Biomarkers in dementia with Lewy bodies: a review


M. Firbank, Institute for Ageing and Health, Newcastle University, Wolfson Research Centre, Campus for Ageing and Vitality, Newcastle upon Tyne NE4 5PL, UK. E-mail:



Dementia with Lewy bodies (DLB) shares common clinical, neuropsychological and pathological features with other dementia subtypes, such as Alzheimer's disease (AD), making it difficult to differentiate in clinical practice. Despite the development of consensus diagnostic criteria, many cases are missed, and biomarkers to assist with diagnosis would represent important advances. Our aim was to review the literature to identify potential biomarkers that may distinguish DLB from other dementia subtypes, especially AD.


The literature search was performed using Medline up to October 2010 for imaging studies [single-photon emission computed tomography (SPECT), positron emission tomography (PET), magnetic resonance imaging (MRI) and amyloid imaging] and cerebrospinal fluid (CSF) markers in DLB. Individual articles were examined for additional references. The abstracts of the identified articles were read to determine the most relevant papers, which became the basis for this review.
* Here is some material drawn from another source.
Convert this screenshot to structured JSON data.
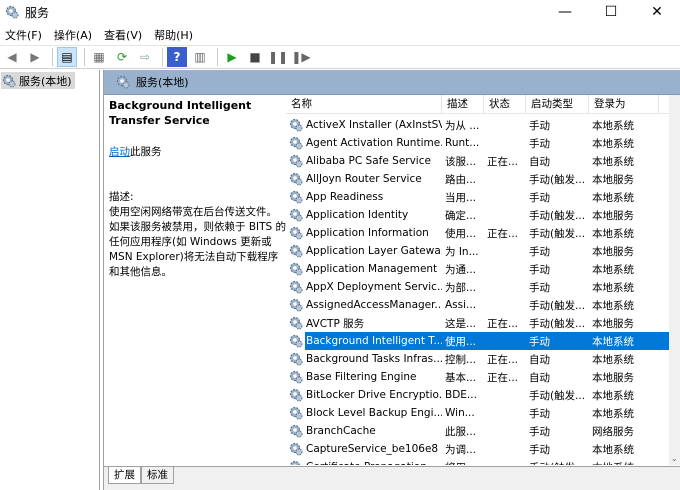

The most robust evidence available was for striatal dopamine transporter activity visualised by 123I-labelled N-(3-fluoropropyl)-2β-carbomethoxy-3β-(4-iodophenyl)nortropane (123I-FP-CIT) SPECT. Several other imaging techniques have also reported promising results, such as [18F]fluorodopa PET, which assesses nigrostriatal integrity; [18F]fluorodeoxyglucose PET, which assesses metabolic deficits; and meta-iodobenzylguanidine imaging, which assesses sympathetic cardiac denervation. Data from studies using CSF measures of amyloid and tau, occipital hypoperfusion on SPECT and preservation of medial temporal lobe structures on MRI suggest that they may offer less diagnostic discrimination.


Several potential biomarkers have shown good diagnostic accuracy for DLB, but apart from FP-CIT SPECT, there is now a need for larger clinical multi-site studies, as well as for studies with pathological verification of diagnosis, before their use could be recommended for routine clinical practice. Copyright © 2011 John Wiley & Sons, Ltd.

Get access to the full text of this article